From the day I met him I realized he had an uncanny sense of what would work and what wouldn’t in a name. 

As you might know, the trick is you can’t choose willy nilly (although he seemed to be able to) you have to have guidelines and rules. You have to be willing to free associate and at the same time be ready to cull what might be cherished. Even before Jim was naming things professionally, he instinctively understood constructs were necessary for success.


Before Rebecca was born Jim and I were pondering what we might name our soon to be offspring. We’d been calling the in utero creature Saugus, because place names are sexy!

But we needed a name for someone going to public school.

We chose these rules:


  1. You have to try it at the top of a resume. 
  2. You have to be able to yell it off the back porch easily.
  3. You have to be able to say it the same in Massachusetts as elsewhere.

(Because of the whole “In Boston you take the “R” off the Chair and put it on the Sofa” thing -it gets you Chayahs and sofers.)


All three have to work. 

For example, I worked at Carter Notch Hut in the White Mountains and I thought Carter would be a terrific name. Did I mention place names are sexy?

Anyway, It looked good at the top of a resume. Carter Dowd. It had a nice ring to it. Strong. Simple. Check one.

So Jim yelled it off the back deck into Lanes Cove. 

“CARTER” it carried. It soared.

Until the “In Boston you take the “R” off the Chair and put it on the Sofa” test. 

Total fail.

Sure enough when Rebecca was in kindergarten there was a boy in her class whose name was spelled  C A R T E R.

Through the entirety of elementary school not one person pronounced the R at the end of his name.

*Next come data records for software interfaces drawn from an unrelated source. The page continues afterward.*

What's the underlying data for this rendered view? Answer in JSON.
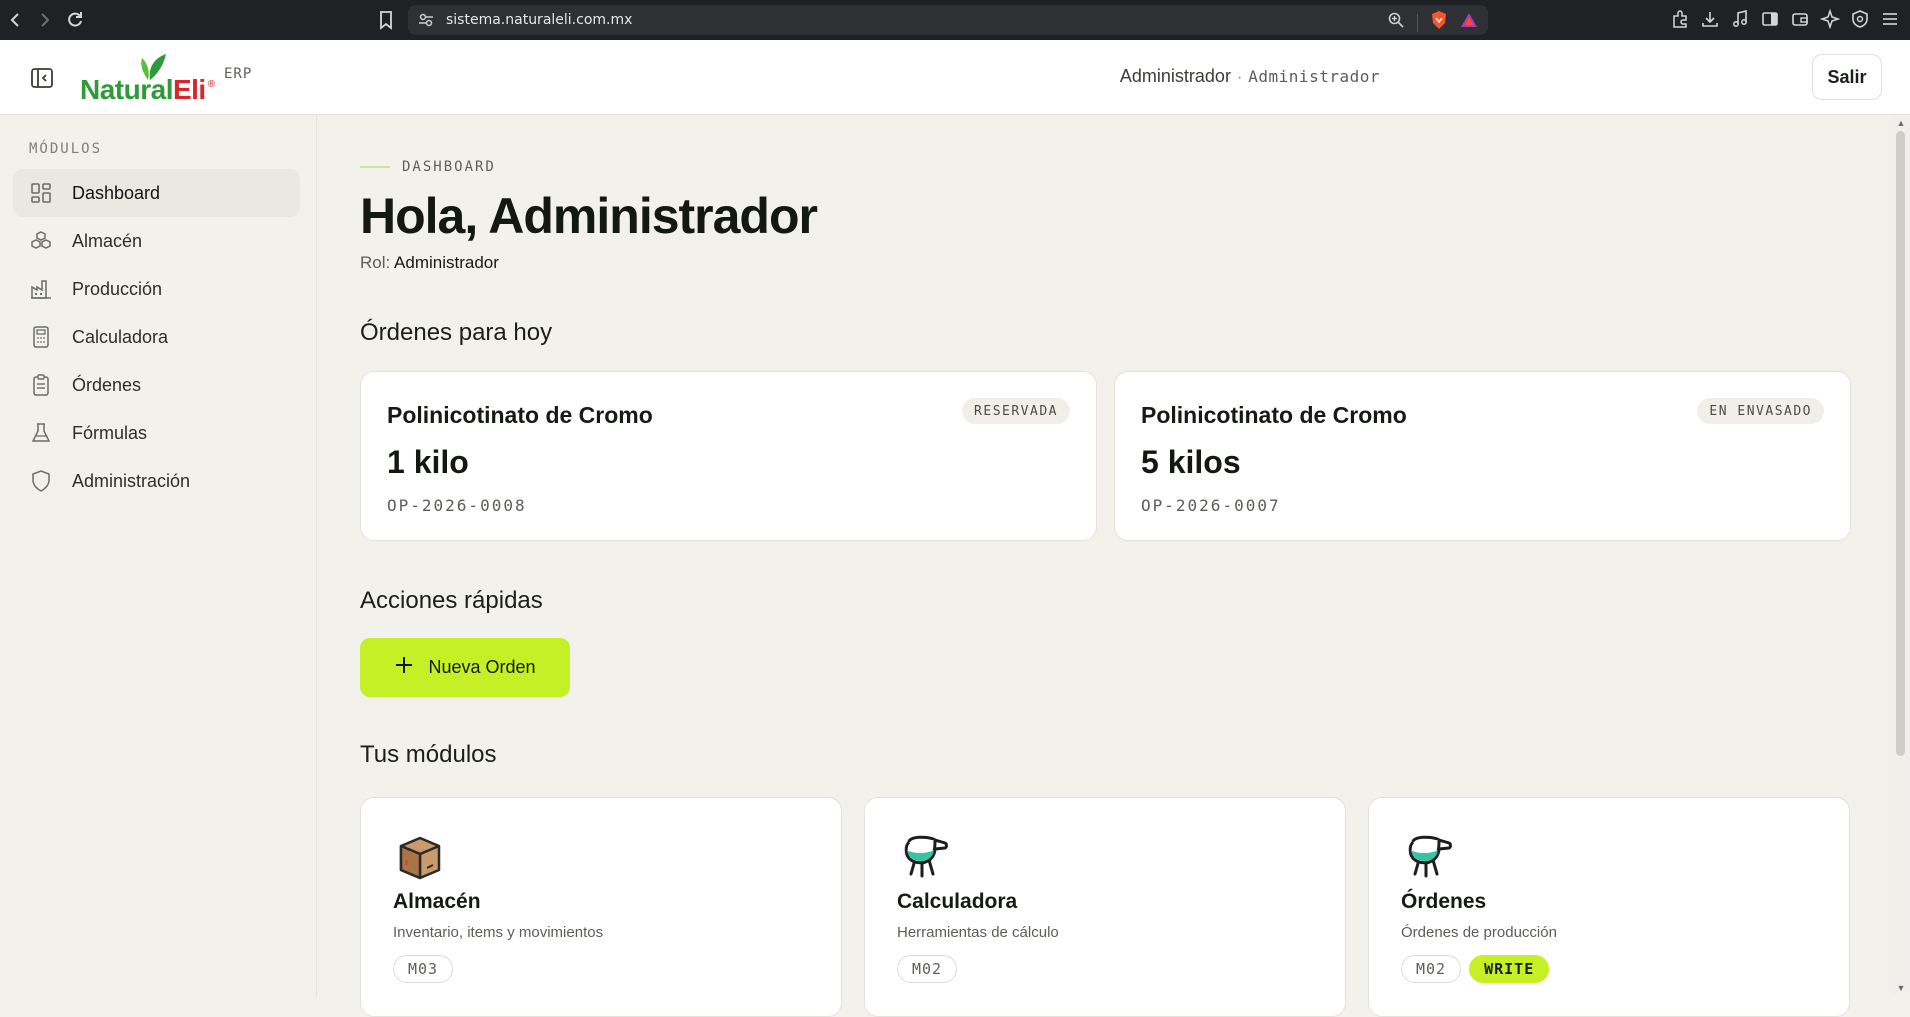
{
  "browser": {
    "url": "sistema.naturaleli.com.mx"
  },
  "header": {
    "logo_text_a": "Natural",
    "logo_text_b": "Eli",
    "logo_reg": "®",
    "erp": "ERP",
    "user_name": "Administrador",
    "user_separator": "·",
    "user_role": "Administrador",
    "logout": "Salir"
  },
  "sidebar": {
    "title": "MÓDULOS",
    "items": [
      {
        "label": "Dashboard",
        "icon": "dashboard-icon"
      },
      {
        "label": "Almacén",
        "icon": "boxes-icon"
      },
      {
        "label": "Producción",
        "icon": "factory-icon"
      },
      {
        "label": "Calculadora",
        "icon": "calculator-icon"
      },
      {
        "label": "Órdenes",
        "icon": "clipboard-icon"
      },
      {
        "label": "Fórmulas",
        "icon": "flask-icon"
      },
      {
        "label": "Administración",
        "icon": "shield-icon"
      }
    ]
  },
  "main": {
    "eyebrow": "DASHBOARD",
    "greeting": "Hola, Administrador",
    "role_label": "Rol:",
    "role_value": "Administrador",
    "orders_title": "Órdenes para hoy",
    "orders": [
      {
        "name": "Polinicotinato de Cromo",
        "qty": "1 kilo",
        "code": "OP-2026-0008",
        "status": "RESERVADA"
      },
      {
        "name": "Polinicotinato de Cromo",
        "qty": "5 kilos",
        "code": "OP-2026-0007",
        "status": "EN ENVASADO"
      }
    ],
    "quick_title": "Acciones rápidas",
    "new_order": "Nueva Orden",
    "modules_title": "Tus módulos",
    "modules": [
      {
        "name": "Almacén",
        "desc": "Inventario, items y movimientos",
        "tag": "M03",
        "icon": "package-icon"
      },
      {
        "name": "Calculadora",
        "desc": "Herramientas de cálculo",
        "tag": "M02",
        "icon": "flask-drop-icon"
      },
      {
        "name": "Órdenes",
        "desc": "Órdenes de producción",
        "tag": "M02",
        "perm": "WRITE",
        "icon": "flask-drop-icon"
      }
    ]
  },
  "colors": {
    "accent": "#c5f026",
    "background": "#f3f1ec",
    "brand_green": "#2f9a3a",
    "brand_red": "#d8262b"
  }
}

EVAH.


Over the years, Jim’s regular rants and random titling of pets, cars, political campaigns, etc… fostered naming savvy in Treely and Rebecca, so much so, when they heard we were getting a kitten they immediately created a shared google Doc: 

They made one rule: No people names.

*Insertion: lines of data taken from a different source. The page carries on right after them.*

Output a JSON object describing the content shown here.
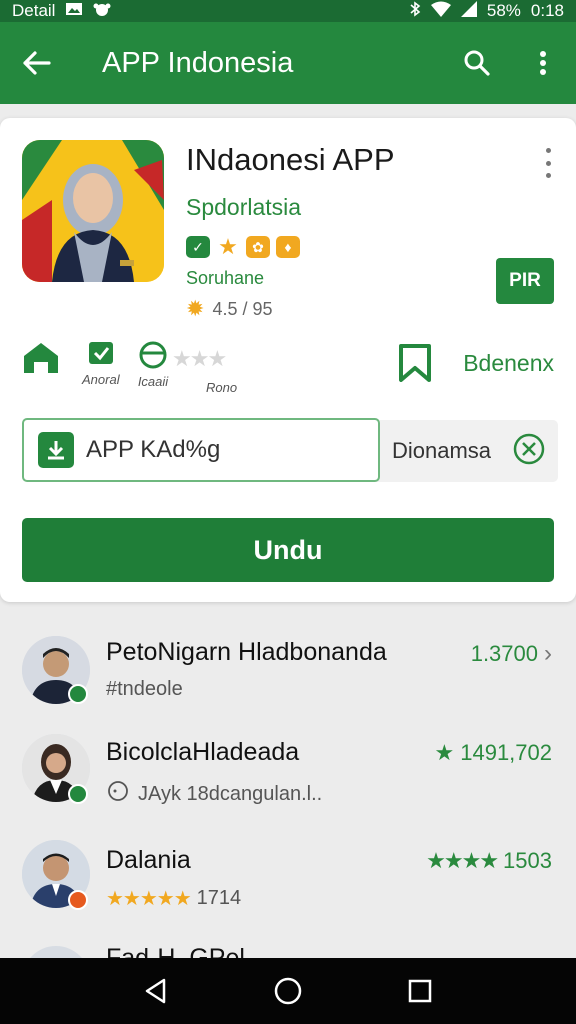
{
  "status_bar": {
    "left_text": "Detail",
    "battery": "58%",
    "time": "0:18"
  },
  "app_bar": {
    "title": "APP Indonesia"
  },
  "app": {
    "name": "INdaonesi APP",
    "developer": "Spdorlatsia",
    "category": "Soruhane",
    "rating_text": "4.5 / 95",
    "install_label": "PIR"
  },
  "info": {
    "items": [
      {
        "label": "Anoral"
      },
      {
        "label": "Icaaii"
      },
      {
        "label": "Rono"
      }
    ],
    "wishlist_label": "Bdenenx"
  },
  "search": {
    "value": "APP KAd%g",
    "secondary": "Dionamsa"
  },
  "download_label": "Undu",
  "list": [
    {
      "name": "PetoNigarn Hladbonanda",
      "sub": "#tndeole",
      "meta": "1.3700"
    },
    {
      "name": "BicolclaHladeada",
      "sub": "JAyk 18dcangulan.l..",
      "meta": "1491,702"
    },
    {
      "name": "Dalania",
      "sub": "1714",
      "meta": "1503"
    },
    {
      "name": "Fad-H. GPel",
      "sub": "",
      "meta": ""
    }
  ],
  "colors": {
    "primary": "#24883e",
    "status": "#1b6b33",
    "accent": "#f6c21a"
  }
}
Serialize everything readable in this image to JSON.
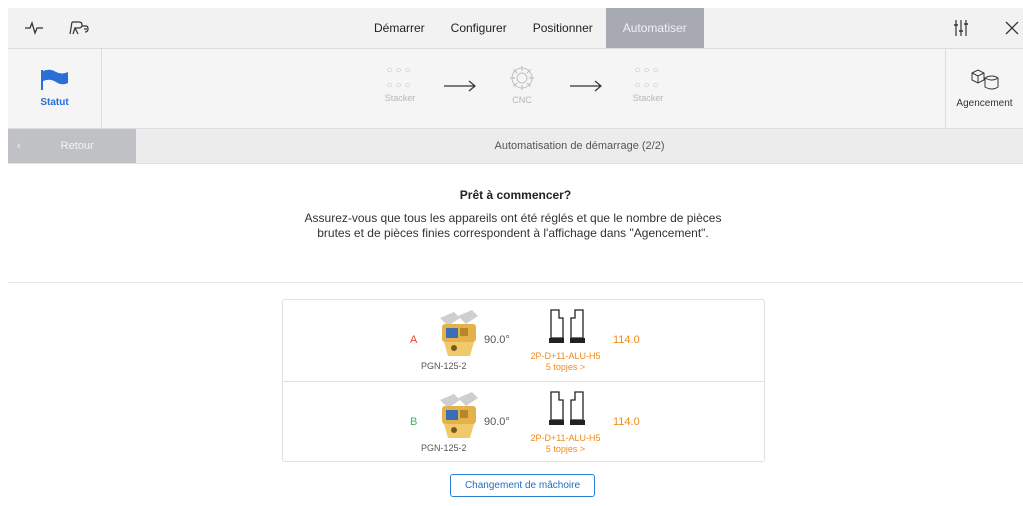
{
  "topbar": {
    "tabs": [
      {
        "label": "Démarrer",
        "active": false
      },
      {
        "label": "Configurer",
        "active": false
      },
      {
        "label": "Positionner",
        "active": false
      },
      {
        "label": "Automatiser",
        "active": true
      }
    ],
    "icons": [
      "pulse-icon",
      "robot-logo-icon",
      "sliders-icon",
      "close-icon"
    ]
  },
  "workflow": {
    "status_label": "Statut",
    "layout_label": "Agencement",
    "nodes": [
      {
        "label": "Stacker"
      },
      {
        "label": "CNC"
      },
      {
        "label": "Stacker"
      }
    ]
  },
  "backbar": {
    "back_label": "Retour",
    "title": "Automatisation de démarrage (2/2)"
  },
  "intro": {
    "title": "Prêt à commencer?",
    "text": "Assurez-vous que tous les appareils ont été réglés et que le nombre de pièces brutes et de pièces finies correspondent à l'affichage dans \"Agencement\"."
  },
  "grippers": [
    {
      "letter": "A",
      "letter_color": "#e8442f",
      "angle": "90.0°",
      "model": "PGN-125-2",
      "jaw": "2P-D+11-ALU-H5",
      "jaw_count": "5 topjes >",
      "height": "114.0"
    },
    {
      "letter": "B",
      "letter_color": "#3cb55a",
      "angle": "90.0°",
      "model": "PGN-125-2",
      "jaw": "2P-D+11-ALU-H5",
      "jaw_count": "5 topjes >",
      "height": "114.0"
    }
  ],
  "change_button": "Changement de mâchoire",
  "colors": {
    "accent": "#2a7fd4",
    "orange": "#f08a1a",
    "active_tab": "#a7aab3"
  }
}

If you wonder how Jim lives on in his children I offer this:


Potential Kitten Names for the Kitten formerly known as Anderson

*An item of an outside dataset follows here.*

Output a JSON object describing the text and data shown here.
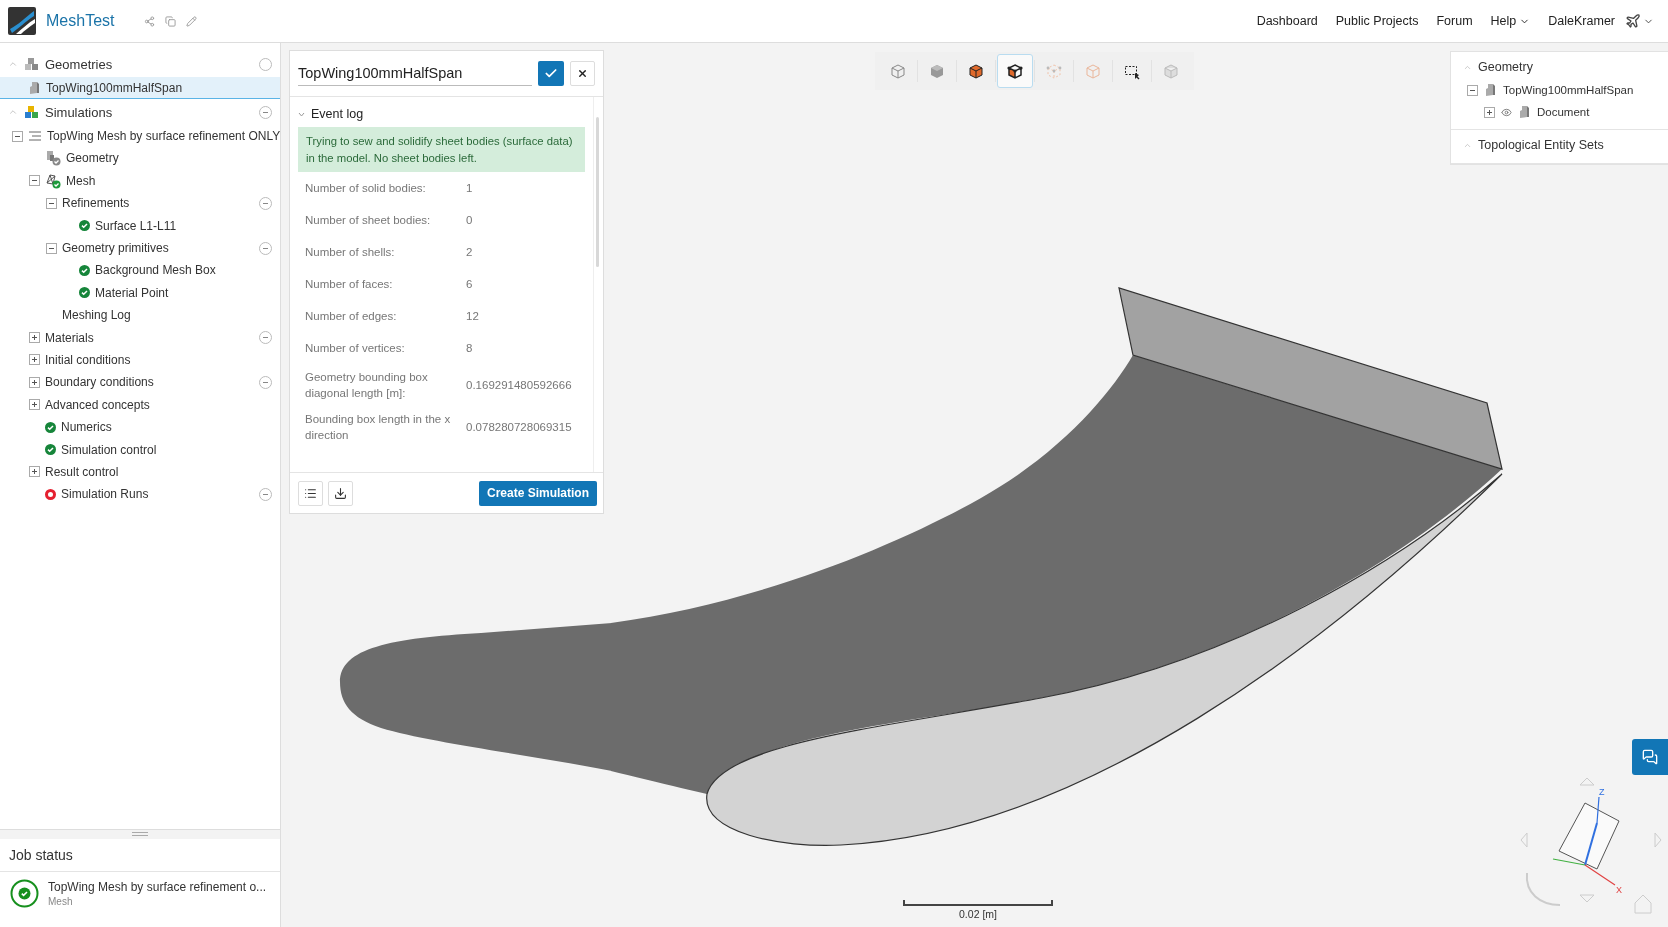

Lemon Spoonful


Dandelion (dandy for short)

Vegetables (veggies for short)

The Goat





ALL the TS Eliot cats



The Wall

Tigger- only kidding 😉

Uncle Deadly

Colin Meloy 



Zucchini (zukey) 


Fingies (short for fingers)




Cthulhu (short for Cthulhu Saves the World: Super Hyper Enhanced Championship Edition Alpha Diamond DX Plus Alpha FES HD – Premium Enhanced Game of the Year Collector’s Edition) 

Almond butter


Musk (short for Elon musk)

Elon (short for Elonian Armor from the game Guild Wars 2)


Ronald McDonald

Dick Turpin


Damn Cat

Cut that out!


Mr. Meow

La la la Linoleum


Also please note these clarifying questions: If this kitten has an honorific will it be Senator or The Honorable?

Answer: Senator


Question: Does the name need to be gender neutral?

Answer: Gender is a human construct

(not recounted here but there was also an extended pedantic discussion about if it’s not a person name how can it be gender based.)


Question: What about the name he was given by the foster family.

Answer in slightly pontificatory tone: Cats have more than one name. We can have that be his first name.


Question: Shall we tell everyone what we named the kitten?

Answer: Fuck No, Make them guess.


Anyway. Clam friends. Jim’s legacy lives.




Introducing Senator Anderson Lemon Zucchini Abrams Dowd

10 weeks old and weighing in at extremely adorable.


Zukey. For non resume purposes.

And easy to yell off the back porch.